Operating bearings produce a steady level of Ultrasound. If the bearings are under lubricated the Ultrasound becomes harsher. Conversely over lubricated bearings give rise to overheating and a rapid degradation of the lubricant. Bearings which are beginning to fail willtypically have small particles of metal in the lubricant or have surface irregularities. Good bearings make a consistent low level whirring sound without variation.

Mechanical movements produce a wide spectrum of sound. One of the major contributors to excessive stress is friction. By focusing on a narrow band of high frequencies any subtle changes in amplitude and sound quality can be further investigated.

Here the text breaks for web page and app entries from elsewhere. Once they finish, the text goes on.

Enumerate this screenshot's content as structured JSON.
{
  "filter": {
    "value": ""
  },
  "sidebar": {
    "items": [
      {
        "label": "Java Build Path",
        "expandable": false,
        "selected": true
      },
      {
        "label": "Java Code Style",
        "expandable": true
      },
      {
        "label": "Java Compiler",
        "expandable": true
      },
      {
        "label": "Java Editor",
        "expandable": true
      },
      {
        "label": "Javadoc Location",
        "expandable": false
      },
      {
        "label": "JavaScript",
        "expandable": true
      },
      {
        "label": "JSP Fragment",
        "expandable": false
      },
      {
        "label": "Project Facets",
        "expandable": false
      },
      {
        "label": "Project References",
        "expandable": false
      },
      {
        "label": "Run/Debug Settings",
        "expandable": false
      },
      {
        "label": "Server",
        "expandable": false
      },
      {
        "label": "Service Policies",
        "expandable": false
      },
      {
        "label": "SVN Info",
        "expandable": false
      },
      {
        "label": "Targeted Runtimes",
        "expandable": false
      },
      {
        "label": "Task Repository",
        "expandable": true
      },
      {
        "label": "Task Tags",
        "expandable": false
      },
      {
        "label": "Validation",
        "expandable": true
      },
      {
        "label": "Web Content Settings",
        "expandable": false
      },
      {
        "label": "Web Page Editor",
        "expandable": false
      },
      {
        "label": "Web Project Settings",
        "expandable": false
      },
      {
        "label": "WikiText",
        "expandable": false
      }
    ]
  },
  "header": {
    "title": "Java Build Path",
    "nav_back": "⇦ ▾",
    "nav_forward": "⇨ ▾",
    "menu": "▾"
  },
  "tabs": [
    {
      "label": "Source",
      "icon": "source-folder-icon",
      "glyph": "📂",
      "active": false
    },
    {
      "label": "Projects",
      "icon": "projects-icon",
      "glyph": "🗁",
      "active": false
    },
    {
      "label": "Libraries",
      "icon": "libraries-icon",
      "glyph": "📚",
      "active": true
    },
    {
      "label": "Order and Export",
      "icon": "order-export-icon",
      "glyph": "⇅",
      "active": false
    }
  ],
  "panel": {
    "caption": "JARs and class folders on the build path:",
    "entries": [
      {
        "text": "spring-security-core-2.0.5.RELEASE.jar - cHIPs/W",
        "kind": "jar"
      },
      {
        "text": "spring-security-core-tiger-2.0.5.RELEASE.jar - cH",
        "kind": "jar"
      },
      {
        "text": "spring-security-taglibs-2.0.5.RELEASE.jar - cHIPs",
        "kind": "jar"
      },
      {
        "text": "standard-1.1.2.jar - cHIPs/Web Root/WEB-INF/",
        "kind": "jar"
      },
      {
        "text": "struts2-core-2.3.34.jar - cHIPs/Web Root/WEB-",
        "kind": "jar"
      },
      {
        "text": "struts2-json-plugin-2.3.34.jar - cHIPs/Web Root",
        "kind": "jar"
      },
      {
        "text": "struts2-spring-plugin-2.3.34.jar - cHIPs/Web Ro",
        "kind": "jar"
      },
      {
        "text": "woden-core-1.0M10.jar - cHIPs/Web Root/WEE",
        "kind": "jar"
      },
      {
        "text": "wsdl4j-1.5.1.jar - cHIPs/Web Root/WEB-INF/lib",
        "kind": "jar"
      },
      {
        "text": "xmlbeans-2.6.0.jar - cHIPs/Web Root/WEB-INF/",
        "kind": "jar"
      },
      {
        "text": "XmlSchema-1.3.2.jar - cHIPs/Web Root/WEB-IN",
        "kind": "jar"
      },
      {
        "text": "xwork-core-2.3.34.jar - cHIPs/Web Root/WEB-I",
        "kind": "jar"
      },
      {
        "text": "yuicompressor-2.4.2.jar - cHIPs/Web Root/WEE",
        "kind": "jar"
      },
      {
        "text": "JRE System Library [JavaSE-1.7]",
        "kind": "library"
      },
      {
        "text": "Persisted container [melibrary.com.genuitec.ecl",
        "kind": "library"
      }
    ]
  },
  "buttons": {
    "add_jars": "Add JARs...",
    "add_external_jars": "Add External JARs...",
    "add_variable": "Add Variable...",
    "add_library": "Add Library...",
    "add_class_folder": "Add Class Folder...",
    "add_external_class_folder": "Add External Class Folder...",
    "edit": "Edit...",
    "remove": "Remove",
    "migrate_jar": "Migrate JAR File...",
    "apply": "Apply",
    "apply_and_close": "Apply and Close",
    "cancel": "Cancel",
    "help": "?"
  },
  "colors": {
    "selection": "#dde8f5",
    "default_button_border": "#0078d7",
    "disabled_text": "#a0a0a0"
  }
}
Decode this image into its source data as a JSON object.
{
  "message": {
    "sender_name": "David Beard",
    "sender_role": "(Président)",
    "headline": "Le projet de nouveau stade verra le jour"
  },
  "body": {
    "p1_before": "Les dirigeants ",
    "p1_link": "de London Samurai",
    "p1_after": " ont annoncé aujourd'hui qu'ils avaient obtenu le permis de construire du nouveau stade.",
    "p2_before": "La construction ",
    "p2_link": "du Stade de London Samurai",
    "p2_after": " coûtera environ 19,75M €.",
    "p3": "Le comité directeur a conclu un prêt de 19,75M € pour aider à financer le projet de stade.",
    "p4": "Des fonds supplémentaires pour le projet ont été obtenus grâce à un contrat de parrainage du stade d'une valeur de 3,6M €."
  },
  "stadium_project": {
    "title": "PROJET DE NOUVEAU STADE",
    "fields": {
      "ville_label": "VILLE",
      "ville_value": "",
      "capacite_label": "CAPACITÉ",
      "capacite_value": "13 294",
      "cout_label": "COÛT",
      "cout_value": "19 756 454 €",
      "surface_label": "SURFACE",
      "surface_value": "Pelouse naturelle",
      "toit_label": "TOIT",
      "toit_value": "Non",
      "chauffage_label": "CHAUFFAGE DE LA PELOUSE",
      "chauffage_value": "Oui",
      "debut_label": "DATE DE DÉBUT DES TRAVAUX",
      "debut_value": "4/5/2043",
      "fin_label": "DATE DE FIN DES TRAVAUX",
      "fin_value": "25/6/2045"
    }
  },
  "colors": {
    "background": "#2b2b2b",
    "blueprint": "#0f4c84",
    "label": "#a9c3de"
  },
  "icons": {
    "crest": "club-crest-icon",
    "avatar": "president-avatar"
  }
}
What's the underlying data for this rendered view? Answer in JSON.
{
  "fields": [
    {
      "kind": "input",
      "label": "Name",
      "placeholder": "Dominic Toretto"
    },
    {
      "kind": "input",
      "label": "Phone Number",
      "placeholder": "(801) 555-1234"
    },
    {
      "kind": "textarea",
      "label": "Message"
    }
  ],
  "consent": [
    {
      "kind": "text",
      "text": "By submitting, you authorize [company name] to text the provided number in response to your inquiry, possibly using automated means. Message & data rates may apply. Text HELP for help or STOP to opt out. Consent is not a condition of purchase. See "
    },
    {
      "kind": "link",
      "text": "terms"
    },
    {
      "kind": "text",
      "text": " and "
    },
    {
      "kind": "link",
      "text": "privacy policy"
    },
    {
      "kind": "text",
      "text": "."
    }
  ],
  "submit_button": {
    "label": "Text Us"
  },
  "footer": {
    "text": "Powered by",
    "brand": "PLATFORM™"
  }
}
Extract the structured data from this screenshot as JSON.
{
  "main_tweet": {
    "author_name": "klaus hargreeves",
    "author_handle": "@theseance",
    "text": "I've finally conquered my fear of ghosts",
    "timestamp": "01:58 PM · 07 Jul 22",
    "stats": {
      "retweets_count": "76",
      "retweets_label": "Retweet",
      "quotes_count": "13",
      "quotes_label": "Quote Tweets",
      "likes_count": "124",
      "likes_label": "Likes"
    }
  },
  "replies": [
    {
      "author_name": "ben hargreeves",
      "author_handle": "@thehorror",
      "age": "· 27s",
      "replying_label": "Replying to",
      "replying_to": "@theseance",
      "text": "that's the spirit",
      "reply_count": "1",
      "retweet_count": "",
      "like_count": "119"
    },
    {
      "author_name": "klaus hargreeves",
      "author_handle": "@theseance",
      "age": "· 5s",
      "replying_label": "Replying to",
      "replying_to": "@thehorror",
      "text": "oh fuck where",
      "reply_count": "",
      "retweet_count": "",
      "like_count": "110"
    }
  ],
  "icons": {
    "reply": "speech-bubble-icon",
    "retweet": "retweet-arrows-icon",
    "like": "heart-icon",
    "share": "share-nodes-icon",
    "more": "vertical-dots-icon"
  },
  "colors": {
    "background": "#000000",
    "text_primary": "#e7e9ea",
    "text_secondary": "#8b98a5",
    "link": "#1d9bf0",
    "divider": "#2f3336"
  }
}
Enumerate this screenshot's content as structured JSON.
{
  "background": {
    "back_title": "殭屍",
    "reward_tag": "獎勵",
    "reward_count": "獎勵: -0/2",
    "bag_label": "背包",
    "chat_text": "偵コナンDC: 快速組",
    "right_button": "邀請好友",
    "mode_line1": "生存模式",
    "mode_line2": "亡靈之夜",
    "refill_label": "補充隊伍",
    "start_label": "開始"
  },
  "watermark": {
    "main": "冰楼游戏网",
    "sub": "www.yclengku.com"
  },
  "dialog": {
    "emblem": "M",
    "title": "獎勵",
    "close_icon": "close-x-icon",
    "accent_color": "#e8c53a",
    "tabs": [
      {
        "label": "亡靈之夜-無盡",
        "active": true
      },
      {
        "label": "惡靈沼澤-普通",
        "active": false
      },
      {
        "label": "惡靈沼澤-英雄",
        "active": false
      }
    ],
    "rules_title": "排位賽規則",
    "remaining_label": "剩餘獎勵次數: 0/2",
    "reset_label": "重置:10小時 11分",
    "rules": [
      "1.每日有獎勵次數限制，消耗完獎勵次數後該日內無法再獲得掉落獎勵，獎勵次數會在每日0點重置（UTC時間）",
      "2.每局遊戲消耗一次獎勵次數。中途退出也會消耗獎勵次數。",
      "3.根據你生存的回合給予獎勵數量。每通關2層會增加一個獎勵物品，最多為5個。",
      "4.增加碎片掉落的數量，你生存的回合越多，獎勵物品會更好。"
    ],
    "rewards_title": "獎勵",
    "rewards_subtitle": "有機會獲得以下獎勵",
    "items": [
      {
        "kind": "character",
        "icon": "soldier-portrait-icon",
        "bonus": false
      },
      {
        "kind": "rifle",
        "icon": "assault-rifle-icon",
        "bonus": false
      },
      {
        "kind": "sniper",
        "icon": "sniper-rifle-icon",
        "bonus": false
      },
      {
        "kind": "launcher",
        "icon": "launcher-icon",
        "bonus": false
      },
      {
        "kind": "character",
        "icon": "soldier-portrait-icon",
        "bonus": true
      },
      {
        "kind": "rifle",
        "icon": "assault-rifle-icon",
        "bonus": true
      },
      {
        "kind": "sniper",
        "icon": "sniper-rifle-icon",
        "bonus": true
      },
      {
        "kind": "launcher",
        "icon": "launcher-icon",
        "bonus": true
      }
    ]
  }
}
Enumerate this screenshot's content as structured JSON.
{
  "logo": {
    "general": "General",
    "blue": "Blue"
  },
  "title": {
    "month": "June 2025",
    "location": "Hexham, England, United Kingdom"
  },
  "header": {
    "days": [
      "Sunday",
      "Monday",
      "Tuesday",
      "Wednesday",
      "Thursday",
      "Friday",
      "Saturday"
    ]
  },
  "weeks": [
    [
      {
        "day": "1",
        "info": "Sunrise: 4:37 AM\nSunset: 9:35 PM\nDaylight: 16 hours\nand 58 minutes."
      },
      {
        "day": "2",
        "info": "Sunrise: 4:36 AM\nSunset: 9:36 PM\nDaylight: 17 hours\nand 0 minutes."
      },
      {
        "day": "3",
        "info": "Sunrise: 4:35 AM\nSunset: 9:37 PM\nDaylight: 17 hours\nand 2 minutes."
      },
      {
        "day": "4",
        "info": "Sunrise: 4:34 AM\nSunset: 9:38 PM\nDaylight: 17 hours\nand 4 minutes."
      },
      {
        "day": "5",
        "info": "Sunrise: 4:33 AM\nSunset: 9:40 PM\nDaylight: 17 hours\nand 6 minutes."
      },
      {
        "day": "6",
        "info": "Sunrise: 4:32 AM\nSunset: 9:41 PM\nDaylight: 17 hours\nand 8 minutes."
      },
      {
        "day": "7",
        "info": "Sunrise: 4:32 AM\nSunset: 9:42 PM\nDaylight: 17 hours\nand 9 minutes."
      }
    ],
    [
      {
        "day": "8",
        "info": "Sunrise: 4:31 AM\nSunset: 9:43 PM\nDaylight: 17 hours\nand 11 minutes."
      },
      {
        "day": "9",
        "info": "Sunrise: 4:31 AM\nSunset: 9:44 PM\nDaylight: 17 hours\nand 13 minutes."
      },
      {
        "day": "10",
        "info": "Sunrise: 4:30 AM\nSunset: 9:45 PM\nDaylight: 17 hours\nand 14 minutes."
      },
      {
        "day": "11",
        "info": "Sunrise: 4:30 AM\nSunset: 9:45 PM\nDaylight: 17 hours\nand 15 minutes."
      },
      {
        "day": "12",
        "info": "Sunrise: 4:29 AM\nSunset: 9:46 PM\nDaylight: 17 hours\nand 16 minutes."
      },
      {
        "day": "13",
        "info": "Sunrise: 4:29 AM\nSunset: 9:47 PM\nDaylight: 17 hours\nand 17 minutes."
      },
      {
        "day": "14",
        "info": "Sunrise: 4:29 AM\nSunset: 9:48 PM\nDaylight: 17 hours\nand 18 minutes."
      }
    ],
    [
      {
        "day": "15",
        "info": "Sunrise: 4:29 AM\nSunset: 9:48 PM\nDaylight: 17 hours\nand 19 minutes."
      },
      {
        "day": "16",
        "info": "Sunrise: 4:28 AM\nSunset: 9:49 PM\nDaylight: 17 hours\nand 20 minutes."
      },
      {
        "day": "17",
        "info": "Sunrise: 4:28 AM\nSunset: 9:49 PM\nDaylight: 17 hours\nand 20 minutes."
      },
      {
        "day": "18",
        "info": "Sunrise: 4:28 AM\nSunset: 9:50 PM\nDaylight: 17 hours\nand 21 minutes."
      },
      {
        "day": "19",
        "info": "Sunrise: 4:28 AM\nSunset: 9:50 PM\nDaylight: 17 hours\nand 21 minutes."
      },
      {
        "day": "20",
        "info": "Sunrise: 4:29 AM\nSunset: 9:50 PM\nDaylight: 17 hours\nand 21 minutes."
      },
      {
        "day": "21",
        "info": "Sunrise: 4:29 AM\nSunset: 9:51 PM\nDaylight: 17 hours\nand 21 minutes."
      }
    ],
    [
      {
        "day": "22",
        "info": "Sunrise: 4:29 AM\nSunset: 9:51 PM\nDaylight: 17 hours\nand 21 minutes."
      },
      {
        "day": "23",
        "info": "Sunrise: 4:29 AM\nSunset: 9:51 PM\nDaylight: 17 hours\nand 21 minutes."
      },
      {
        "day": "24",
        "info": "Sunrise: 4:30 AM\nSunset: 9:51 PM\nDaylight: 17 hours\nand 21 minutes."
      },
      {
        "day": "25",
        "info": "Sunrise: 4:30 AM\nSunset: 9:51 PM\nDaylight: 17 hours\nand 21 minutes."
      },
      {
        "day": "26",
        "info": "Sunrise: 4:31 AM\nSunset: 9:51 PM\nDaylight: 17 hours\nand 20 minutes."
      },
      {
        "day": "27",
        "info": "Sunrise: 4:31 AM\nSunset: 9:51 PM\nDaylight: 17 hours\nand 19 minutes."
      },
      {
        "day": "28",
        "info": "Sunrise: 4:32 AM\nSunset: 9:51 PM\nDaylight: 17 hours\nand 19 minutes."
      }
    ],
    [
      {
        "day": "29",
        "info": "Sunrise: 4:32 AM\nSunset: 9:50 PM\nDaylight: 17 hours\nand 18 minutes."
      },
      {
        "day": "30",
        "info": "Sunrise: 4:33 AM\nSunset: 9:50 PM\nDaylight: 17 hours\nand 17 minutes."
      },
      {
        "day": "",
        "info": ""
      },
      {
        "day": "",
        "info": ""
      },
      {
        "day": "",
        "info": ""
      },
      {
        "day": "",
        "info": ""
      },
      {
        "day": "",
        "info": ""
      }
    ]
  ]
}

There are three inspection methods for ultrasonic bearing monitoring:

Comparative:

Compare same type bearings and note deviations.

Historical:

Establish a trend over time of measured values.

Analytical:

Utilize analysis software to store, trend and report findings.

Bearing failure noise levels are typically grouped as follows:

  • An 8 dB gain over baseline indicates pre-failure or lack of lubrication.
  • A 12 dB increase establishes the very beginning of the failure mode.
  • A 16 dB gain indicates advanced failure condition.
  • A 35-50 dB gain warns of catastrophic failure.

Converting high frequency sounds to the audible range and displaying and recording the signal spectra using our Ultra-probe allows troubleshooting diagnosis and comparative analysis; to confirm whether the bearings require attention or replacement. Data can then be presented into a exception based report to record all survey findings for immediate or timely based maintenance corrective sanctioning.